==== Records supplied ====

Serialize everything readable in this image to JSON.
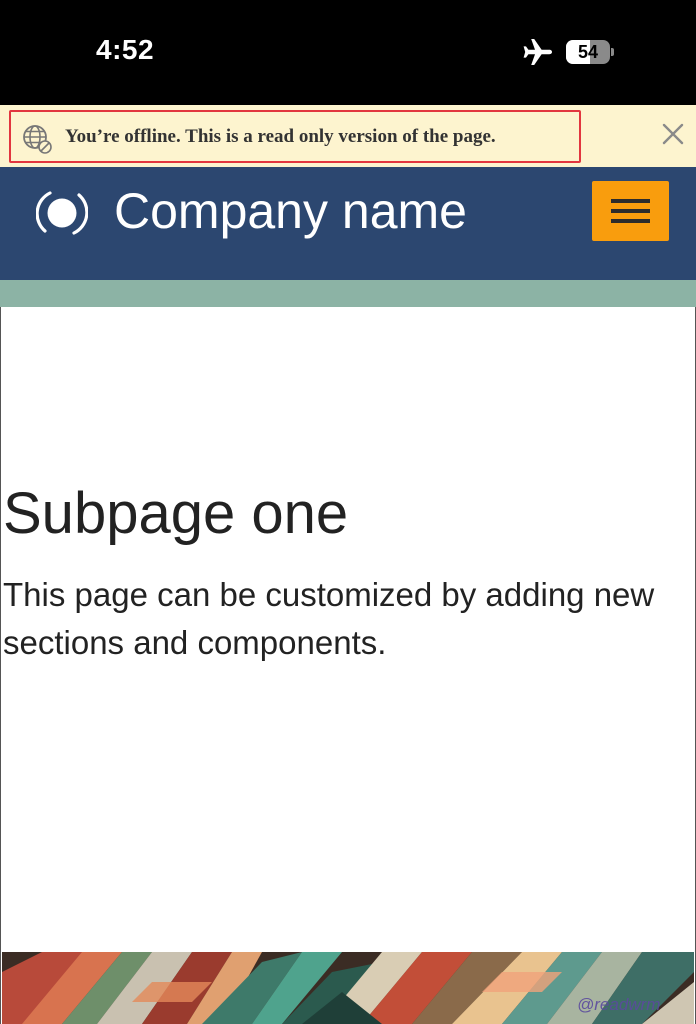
{
  "status_bar": {
    "time": "4:52",
    "battery_level": "54",
    "battery_fraction": 0.54,
    "icons": [
      "airplane-icon",
      "battery-icon"
    ]
  },
  "offline_banner": {
    "message": "You’re offline. This is a read only version of the page.",
    "icon": "globe-offline-icon",
    "close_icon": "close-icon",
    "border_color": "#e2363f",
    "background": "#fdf4cf"
  },
  "header": {
    "company_name": "Company name",
    "logo_icon": "circle-logo-icon",
    "menu_icon": "hamburger-menu-icon",
    "background": "#2c4770",
    "menu_button_color": "#f99d0d",
    "accent_strip_color": "#8cb3a5"
  },
  "main": {
    "title": "Subpage one",
    "description": "This page can be customized by adding new sections and components."
  },
  "footer_image": {
    "watermark": "@readwrm"
  }
}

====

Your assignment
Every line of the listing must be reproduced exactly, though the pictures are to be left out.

Exercise result
Serialize everything readable in this image to JSON.
{
  "status_bar": {
    "time": "4:52",
    "battery_level": "54",
    "battery_fraction": 0.54,
    "icons": [
      "airplane-icon",
      "battery-icon"
    ]
  },
  "offline_banner": {
    "message": "You’re offline. This is a read only version of the page.",
    "icon": "globe-offline-icon",
    "close_icon": "close-icon",
    "border_color": "#e2363f",
    "background": "#fdf4cf"
  },
  "header": {
    "company_name": "Company name",
    "logo_icon": "circle-logo-icon",
    "menu_icon": "hamburger-menu-icon",
    "background": "#2c4770",
    "menu_button_color": "#f99d0d",
    "accent_strip_color": "#8cb3a5"
  },
  "main": {
    "title": "Subpage one",
    "description": "This page can be customized by adding new sections and components."
  },
  "footer_image": {
    "watermark": "@readwrm"
  }
}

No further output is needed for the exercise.